-- Exercise data follows --

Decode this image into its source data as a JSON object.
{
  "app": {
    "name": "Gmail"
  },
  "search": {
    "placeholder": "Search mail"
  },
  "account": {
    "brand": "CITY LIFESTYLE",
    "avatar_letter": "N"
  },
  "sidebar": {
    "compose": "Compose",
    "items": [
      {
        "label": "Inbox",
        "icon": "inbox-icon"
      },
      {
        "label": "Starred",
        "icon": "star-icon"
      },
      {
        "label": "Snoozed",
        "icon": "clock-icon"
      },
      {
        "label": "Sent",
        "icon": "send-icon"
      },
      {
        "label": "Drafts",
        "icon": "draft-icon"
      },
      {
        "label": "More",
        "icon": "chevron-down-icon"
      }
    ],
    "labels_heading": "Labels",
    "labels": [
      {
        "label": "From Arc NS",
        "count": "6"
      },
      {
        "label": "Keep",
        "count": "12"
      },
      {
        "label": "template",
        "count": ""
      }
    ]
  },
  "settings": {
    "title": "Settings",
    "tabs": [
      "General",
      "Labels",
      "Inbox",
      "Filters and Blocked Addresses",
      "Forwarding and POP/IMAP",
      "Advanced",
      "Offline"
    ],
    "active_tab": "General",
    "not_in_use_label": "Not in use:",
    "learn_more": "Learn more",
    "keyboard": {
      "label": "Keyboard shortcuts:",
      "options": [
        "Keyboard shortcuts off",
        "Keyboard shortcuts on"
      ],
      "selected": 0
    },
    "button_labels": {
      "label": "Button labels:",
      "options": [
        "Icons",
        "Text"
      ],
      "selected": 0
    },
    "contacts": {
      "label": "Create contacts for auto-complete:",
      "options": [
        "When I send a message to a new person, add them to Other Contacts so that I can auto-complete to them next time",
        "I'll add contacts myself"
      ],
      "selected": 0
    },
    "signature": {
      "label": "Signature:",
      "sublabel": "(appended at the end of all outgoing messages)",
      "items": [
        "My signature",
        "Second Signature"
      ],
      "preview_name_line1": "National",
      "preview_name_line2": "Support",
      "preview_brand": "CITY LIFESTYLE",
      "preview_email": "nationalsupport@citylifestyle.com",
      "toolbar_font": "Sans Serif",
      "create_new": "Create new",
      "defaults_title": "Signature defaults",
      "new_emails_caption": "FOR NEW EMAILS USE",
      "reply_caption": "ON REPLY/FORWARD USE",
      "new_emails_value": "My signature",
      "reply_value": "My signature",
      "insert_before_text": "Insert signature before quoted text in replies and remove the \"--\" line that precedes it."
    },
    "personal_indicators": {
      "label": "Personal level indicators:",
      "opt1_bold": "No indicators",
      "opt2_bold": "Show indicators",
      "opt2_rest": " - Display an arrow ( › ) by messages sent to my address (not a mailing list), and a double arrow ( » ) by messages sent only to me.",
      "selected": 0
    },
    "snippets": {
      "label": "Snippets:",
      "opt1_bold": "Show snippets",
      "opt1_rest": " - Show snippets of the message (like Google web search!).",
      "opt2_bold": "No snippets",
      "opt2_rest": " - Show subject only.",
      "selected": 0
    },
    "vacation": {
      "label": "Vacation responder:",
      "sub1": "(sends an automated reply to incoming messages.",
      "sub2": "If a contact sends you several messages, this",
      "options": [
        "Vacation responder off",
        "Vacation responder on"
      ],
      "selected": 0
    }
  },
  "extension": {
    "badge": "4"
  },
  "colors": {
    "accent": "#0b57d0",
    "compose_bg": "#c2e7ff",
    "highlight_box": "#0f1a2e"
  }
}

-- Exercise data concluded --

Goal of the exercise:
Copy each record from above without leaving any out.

Result of this exercise:
Decode this image into its source data as a JSON object.
{
  "app": {
    "name": "Gmail"
  },
  "search": {
    "placeholder": "Search mail"
  },
  "account": {
    "brand": "CITY LIFESTYLE",
    "avatar_letter": "N"
  },
  "sidebar": {
    "compose": "Compose",
    "items": [
      {
        "label": "Inbox",
        "icon": "inbox-icon"
      },
      {
        "label": "Starred",
        "icon": "star-icon"
      },
      {
        "label": "Snoozed",
        "icon": "clock-icon"
      },
      {
        "label": "Sent",
        "icon": "send-icon"
      },
      {
        "label": "Drafts",
        "icon": "draft-icon"
      },
      {
        "label": "More",
        "icon": "chevron-down-icon"
      }
    ],
    "labels_heading": "Labels",
    "labels": [
      {
        "label": "From Arc NS",
        "count": "6"
      },
      {
        "label": "Keep",
        "count": "12"
      },
      {
        "label": "template",
        "count": ""
      }
    ]
  },
  "settings": {
    "title": "Settings",
    "tabs": [
      "General",
      "Labels",
      "Inbox",
      "Filters and Blocked Addresses",
      "Forwarding and POP/IMAP",
      "Advanced",
      "Offline"
    ],
    "active_tab": "General",
    "not_in_use_label": "Not in use:",
    "learn_more": "Learn more",
    "keyboard": {
      "label": "Keyboard shortcuts:",
      "options": [
        "Keyboard shortcuts off",
        "Keyboard shortcuts on"
      ],
      "selected": 0
    },
    "button_labels": {
      "label": "Button labels:",
      "options": [
        "Icons",
        "Text"
      ],
      "selected": 0
    },
    "contacts": {
      "label": "Create contacts for auto-complete:",
      "options": [
        "When I send a message to a new person, add them to Other Contacts so that I can auto-complete to them next time",
        "I'll add contacts myself"
      ],
      "selected": 0
    },
    "signature": {
      "label": "Signature:",
      "sublabel": "(appended at the end of all outgoing messages)",
      "items": [
        "My signature",
        "Second Signature"
      ],
      "preview_name_line1": "National",
      "preview_name_line2": "Support",
      "preview_brand": "CITY LIFESTYLE",
      "preview_email": "nationalsupport@citylifestyle.com",
      "toolbar_font": "Sans Serif",
      "create_new": "Create new",
      "defaults_title": "Signature defaults",
      "new_emails_caption": "FOR NEW EMAILS USE",
      "reply_caption": "ON REPLY/FORWARD USE",
      "new_emails_value": "My signature",
      "reply_value": "My signature",
      "insert_before_text": "Insert signature before quoted text in replies and remove the \"--\" line that precedes it."
    },
    "personal_indicators": {
      "label": "Personal level indicators:",
      "opt1_bold": "No indicators",
      "opt2_bold": "Show indicators",
      "opt2_rest": " - Display an arrow ( › ) by messages sent to my address (not a mailing list), and a double arrow ( » ) by messages sent only to me.",
      "selected": 0
    },
    "snippets": {
      "label": "Snippets:",
      "opt1_bold": "Show snippets",
      "opt1_rest": " - Show snippets of the message (like Google web search!).",
      "opt2_bold": "No snippets",
      "opt2_rest": " - Show subject only.",
      "selected": 0
    },
    "vacation": {
      "label": "Vacation responder:",
      "sub1": "(sends an automated reply to incoming messages.",
      "sub2": "If a contact sends you several messages, this",
      "options": [
        "Vacation responder off",
        "Vacation responder on"
      ],
      "selected": 0
    }
  },
  "extension": {
    "badge": "4"
  },
  "colors": {
    "accent": "#0b57d0",
    "compose_bg": "#c2e7ff",
    "highlight_box": "#0f1a2e"
  }
}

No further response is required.